Pandya S, Ghosh A. Neutrophilic dermatosis. In: Sacchidanand S, Oberoi C, Inamadar AC, editors. IADVL Textbook of Dermatology. 4th ed. Mumbai: Bhalani Publishing House; 2015. p. 1268-72.  Back to cited text no. 2
    
3.
Kaul N, Bhat A, Singh R, Singh I. Erectile dysfunction in Behcet's disease. Indian J Dermatol 2017;62:217-9.  Back to cited text no. 3
[PUBMED]  [Full text]  
4.
Srivastava N, Chand S, Bansal M, Srivastava K, Singh S. Familial Behcet's disease. Indian J Dermatol Venereol Leprol 2007;73:260-1.  Back to cited text no. 4
[PUBMED]  [Full text]  
5.
International Team for the Revision of the International Criteria for Behçet's Disease (ITR-ICBD). The international criteria for Behçet's Disease (ICBD): A collaborative study of 27 countries on the sensitivity and specificity of the new criteria. J Eur Acad Dermatol Venereol 2014;28:338-47.  Back to cited text no. 5
    
6.
Pande I, Uppal SS, Kailash S, Kumar A, Malaviya AN. Behçet's disease in India: A clinical, immunological, immunogenetic and outcome study. Br J Rheumatol 1995;34:825-30.  Back to cited text no. 6
    
7.
Sachdev N, Kapali N, Singh R, Gupta V, Gupta A. Spectrum of Behçet's disease in the Indian population. Int Ophthalmol 2009;29:495-501.  Back to cited text no. 7
    
8.
Kharkar V, Yeole S, Mahajan S, Gutte R, Khopkar U, Sujatha MR. Behcet's disease simulating secondary syphilis in an HIV-infected patient. Indian J Sex Transm Dis AIDS 2013;34:62-4.  Back to cited text no. 8
    
9.
Sharquie KE. Suppression of Behçet's disease with dapsone. Br J Dermatol 1984;110:493-4.  Back to cited text no. 9
    
10.
Convit J, Goihman-Yahr M, Rondón-Lugo AJ. Effectiveness of dapsone in Behcet's disease. Br J Dermatol 1984;111:629-30.  Back to cited text no. 10
    
11.
Kamat LK, Miranda MF, Rege VL. Treament of Bechcet's disease. Indian J Dermatol Venereol Leprol 1996;62:386-7.  Back to cited text no. 11
[PUBMED]  [Full text]  

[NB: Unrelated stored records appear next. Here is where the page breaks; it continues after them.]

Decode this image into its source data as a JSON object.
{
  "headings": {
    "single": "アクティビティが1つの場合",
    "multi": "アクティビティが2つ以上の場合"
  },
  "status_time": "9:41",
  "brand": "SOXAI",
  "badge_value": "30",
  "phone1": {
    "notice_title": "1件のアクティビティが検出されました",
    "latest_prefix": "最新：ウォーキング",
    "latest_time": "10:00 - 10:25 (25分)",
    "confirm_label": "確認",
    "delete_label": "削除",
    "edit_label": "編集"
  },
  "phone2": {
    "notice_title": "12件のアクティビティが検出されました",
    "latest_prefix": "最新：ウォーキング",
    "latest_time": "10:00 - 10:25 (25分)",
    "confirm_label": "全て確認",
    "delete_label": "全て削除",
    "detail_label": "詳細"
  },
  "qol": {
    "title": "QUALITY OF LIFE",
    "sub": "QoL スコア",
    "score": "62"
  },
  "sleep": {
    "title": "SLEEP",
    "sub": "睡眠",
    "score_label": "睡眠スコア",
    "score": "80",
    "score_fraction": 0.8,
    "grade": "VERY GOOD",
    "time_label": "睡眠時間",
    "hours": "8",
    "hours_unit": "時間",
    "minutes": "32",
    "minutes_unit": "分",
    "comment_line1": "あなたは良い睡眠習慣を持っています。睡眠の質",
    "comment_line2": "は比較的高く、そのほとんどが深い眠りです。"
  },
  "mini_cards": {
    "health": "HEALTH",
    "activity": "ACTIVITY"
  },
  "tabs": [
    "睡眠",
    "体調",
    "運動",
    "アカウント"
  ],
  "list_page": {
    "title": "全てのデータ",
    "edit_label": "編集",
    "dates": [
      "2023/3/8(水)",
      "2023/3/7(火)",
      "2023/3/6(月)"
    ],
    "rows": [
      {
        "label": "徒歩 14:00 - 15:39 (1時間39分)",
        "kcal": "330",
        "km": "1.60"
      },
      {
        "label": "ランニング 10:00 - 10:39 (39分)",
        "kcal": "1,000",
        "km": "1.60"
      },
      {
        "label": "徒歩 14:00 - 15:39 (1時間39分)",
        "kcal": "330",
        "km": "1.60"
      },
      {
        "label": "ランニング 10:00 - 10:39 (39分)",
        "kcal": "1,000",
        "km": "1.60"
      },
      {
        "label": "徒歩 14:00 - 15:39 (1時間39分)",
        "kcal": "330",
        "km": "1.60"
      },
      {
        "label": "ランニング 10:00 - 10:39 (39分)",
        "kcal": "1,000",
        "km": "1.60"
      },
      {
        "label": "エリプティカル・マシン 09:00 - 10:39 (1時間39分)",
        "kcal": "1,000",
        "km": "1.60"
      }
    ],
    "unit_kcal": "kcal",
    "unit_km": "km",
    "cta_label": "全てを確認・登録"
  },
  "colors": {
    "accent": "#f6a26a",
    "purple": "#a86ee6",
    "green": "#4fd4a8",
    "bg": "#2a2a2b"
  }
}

    Figures

  [Figure 1], [Figure 2], [Figure 3]
 
 
    Tables

  [Table 1]



 

Top
Print this article  Email this article
 

    

 
  Search
 
  
 
    Similar in PUBMED
   Search Pubmed for
   Search in Google Scholar for
 Related articles
    Article in PDF (1,191 KB)
    Citation Manager
    Access Statistics
    Reader Comments
    Email Alert *
    Add to My List *
* Registration required (free)  


    Abstract
     Introduction
     Case Report
     Discussion
     Conclusion
    References
    Article Figures
    Article Tables

 Article Access Statistics
    Viewed438    
    Printed38    
    Emailed0    
    PDF Downloaded32    
    Comments [Add]    

Recommend this journal